A second matter: I had had concerns that Mr. Bolton might get out ahead of instructions while stationed in a post outside of Washington. In reviewing the transcripts and in conversations I have had with individuals, I believe that there is a pattern of Mr. Bolton pushing that envelope on whether he could or could not say and trying to push policy that was perhaps more ambitious than the Administration might be willing to go.
And then you dig deeper into the evidence, you find that Ambassador Hubbard suggested it was possible that Mr. Bolton may have misinterpreted his remarks – leading to his comments at the hearing. And then we’ve got Secretary Powell’s letter to Senator Kyl stating very clearly that Mr. Bolton’s speech had been fully cleared by the State Department.
Looking at the transcript of Lawrence Wilkerson’s interview, and it is clear that Mr. Bolton went through the appropriate hoops and hurdles to have his speech on North Korea cleared – even if those who cleared it may not have given it the attention that it needed. … So whether you support or don’t support the content of the speech – and I do question the language used at that particular time – the reality is Mr. Bolton did what he was supposed to do in getting the speech cleared which was approved by those at a higher pay grade.
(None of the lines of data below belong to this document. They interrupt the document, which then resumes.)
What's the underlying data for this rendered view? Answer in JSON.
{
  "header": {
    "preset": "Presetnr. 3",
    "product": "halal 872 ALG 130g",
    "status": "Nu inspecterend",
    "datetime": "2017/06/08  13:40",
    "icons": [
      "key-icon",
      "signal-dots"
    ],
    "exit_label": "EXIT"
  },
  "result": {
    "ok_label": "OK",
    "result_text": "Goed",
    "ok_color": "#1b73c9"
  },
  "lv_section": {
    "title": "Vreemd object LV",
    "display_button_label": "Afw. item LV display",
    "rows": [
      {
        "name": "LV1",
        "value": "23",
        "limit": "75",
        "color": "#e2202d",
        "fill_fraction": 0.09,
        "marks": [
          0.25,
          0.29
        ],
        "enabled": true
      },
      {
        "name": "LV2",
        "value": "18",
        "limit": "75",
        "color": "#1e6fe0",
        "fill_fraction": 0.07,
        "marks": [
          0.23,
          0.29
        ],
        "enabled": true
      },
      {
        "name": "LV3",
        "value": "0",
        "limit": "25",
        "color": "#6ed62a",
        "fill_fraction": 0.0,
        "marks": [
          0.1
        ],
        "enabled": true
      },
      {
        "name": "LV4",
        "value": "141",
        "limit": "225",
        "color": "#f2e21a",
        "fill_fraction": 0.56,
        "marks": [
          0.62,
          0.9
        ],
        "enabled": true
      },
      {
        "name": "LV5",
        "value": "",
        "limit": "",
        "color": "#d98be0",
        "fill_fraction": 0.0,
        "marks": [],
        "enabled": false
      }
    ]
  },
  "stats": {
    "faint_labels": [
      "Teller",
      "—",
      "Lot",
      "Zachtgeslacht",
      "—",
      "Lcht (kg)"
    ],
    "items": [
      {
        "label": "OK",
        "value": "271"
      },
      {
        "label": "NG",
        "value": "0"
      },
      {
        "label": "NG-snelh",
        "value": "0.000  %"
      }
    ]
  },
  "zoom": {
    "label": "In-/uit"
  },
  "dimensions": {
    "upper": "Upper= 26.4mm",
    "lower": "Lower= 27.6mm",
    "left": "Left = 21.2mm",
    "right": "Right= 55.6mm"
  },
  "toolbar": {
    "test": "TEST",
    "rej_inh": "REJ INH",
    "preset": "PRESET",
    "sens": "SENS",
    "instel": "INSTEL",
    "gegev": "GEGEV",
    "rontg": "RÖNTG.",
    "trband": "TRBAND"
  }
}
When the Committee learned of allegations that Mr. Bolton had berated an INR analyst in his office – an individual who was not directly working for Mr. Bolton – that concerned me – concerns me a great deal. The additional charges of trying to get other personnel removed from their positions only added to that concern. I do believe that how one treats not only those on a similar level of authority, but also those with not as much power, says a lot, not only about them as a person, and how they work with others. And at this position in the U.N. our representative needs to be able to work with others and build those relationships.
At the same time, this is the President’s nominee. The President deserves to be surrounded by individuals that he trusts, by individuals that he selects, by individuals who will advance the interests of the Administration. That is a high bar to over come.
When it comes down to it, my concern is not about Mr. Bolton’s intelligence – he has certainly demonstrated his intellectual prowess. It is not about capability – he has clearly demonstrated on a number of global projects to advance the United States’ interests. Mr. Bolton clearly has the ability to effectively represent the United States in a beneficial manner if that ability is directed appropriately.
My concern has more to do with the conduct – how Mr. Bolton conducts himself and treats those who disagree with his assessments. How he conducts himself with his superiors, his equals, and those below him on the totem pole. This is not about how John Bolton treats Lisa Murkowski. This is about how John Bolton interacts with other representatives and their staff at the U.N., and how he represents the United States.
Ultimately, in a position assigned by the President, that conduct is going to reflect on the President and the head of the Department. It is the President’s responsibility to ensure that his nominee is part of the team, and not a free lancer. That the nominee abides by the chain of command, receives the appropriate in-put, and listens to that in-put.
The President has put his trust in John Bolton. Secretary Rice has put her trust in John Bolton. The President deserves to have the individual that he believes will be most effective in that position. And with the understanding that how Mr. Bolton conducts himself at the United Nations reflects directly on the President of the United States, I will support moving Mr. Bolton’s nomination to the Senate floor.